The third item of our evening was something Lucy told me that I found disturbing. She bumped into one of The High Ranking Administrators from our uni at the gym. Her first comment was that at least he was wearing enough clothes so it wasn't uncomfortable. He asked how things were going. She ran through what's going on in her lab, positive spin (do not unload on admin in this situation, it is always best to use it to reinforce the idea that you are marvelous and indispensable to the institution).  Then he said to her that she should take it easy. She works too hard. She should enjoy life. Lucy told me that she was totally flabbergasted at this point and could only nod. Does this admin who is on the tenure approval hierarchy, have, as my mother used to say to me, three brain cells to synapse together? This is the same person, who in 3 years will be telling her that while she is very good, she just isn't good enough. What a fucking, tone-deaf, smug, jackass. I am sure that he thought he was being "kind" and "in touch with young people". As long as we live with this broken tenure system (it destroys the youngers and the olders), the least that the power brokers can do is acknowledge the problems and not offer meaningless platitudes. He's forgotten what its like to be young and afraid.

 

 

 

4 responses so far

  • Arlenna says:

    Yup, I love those kinds of third-item interactions. (Love is sarcastic, there). Like when your senior colleagues talk about how important it is to focus on your family, and then, during your annual formal review, criticize the number of publications that you put out the year you were on maternity leave (and were signed up for tenure clock stoppage). Yup.

  • Zuska says:

    I've been creeped on by musicians asking for requests in restaurant/bars in the exact same way (down to the laminated list of requests) and what they were looking for were tips, to supplement the meager or non-existent fee the establishment paid them to provide the entertainment. That's not to say they don't do their tip solicitation in a totally icky inappropriate frightening harass-y kind of way. In fact that may be part of the plan ("tip me and the pain will stop!"). It works about as well as creepers who keep hitting on women after they've been turned down. Thanks to management everywhere! for underpaying employees and making them hustle customers for tips.

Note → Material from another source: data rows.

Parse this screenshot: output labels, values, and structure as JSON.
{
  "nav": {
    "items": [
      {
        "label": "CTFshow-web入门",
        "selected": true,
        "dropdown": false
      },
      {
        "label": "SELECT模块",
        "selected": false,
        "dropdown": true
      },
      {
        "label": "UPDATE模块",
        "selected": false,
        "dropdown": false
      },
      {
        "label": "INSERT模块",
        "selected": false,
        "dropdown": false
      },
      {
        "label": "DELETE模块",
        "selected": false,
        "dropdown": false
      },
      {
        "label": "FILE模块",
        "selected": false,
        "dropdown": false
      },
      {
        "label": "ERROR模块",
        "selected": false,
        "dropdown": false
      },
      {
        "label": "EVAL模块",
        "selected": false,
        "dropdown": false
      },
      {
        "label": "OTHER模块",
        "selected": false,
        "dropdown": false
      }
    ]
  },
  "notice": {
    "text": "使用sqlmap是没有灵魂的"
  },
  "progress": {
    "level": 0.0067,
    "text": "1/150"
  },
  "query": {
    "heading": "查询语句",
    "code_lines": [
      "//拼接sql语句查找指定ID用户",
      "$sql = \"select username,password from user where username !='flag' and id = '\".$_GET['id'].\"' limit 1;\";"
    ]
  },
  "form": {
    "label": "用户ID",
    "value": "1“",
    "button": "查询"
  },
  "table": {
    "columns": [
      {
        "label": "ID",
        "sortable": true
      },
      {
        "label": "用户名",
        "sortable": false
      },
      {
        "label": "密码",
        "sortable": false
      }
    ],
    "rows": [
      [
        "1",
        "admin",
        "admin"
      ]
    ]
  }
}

    • potnia theron says:

      You are so very right about this. It probably was economic. This is a place I hang out. Usually the music is understated jazz and some blues, and the owner is pretty cool, and most bands DON'T have a tip jar (I've asked on occasion). This is a guy looking to expand his geographic range (first time in this small college town).

  • Tideliar says:

    god fuck me I could regret this but...

    ...senior male dude was fresh out the gym, surprised at meeting a junior colleague, and frantically trying to make small talk. Maybe? I'm a d00d (most of the time) and I go through these painful interactions. With Exec Faculty it's even worse because they have to pretend/appear to be friendly while holding the power to cornhole the fuck out of your career. They don't enjoy it either. They're happier being aloof.

    And the guit-fiddler was fishing tips. He needed a firm stare and a stern 'goodbye'

Leave a Reply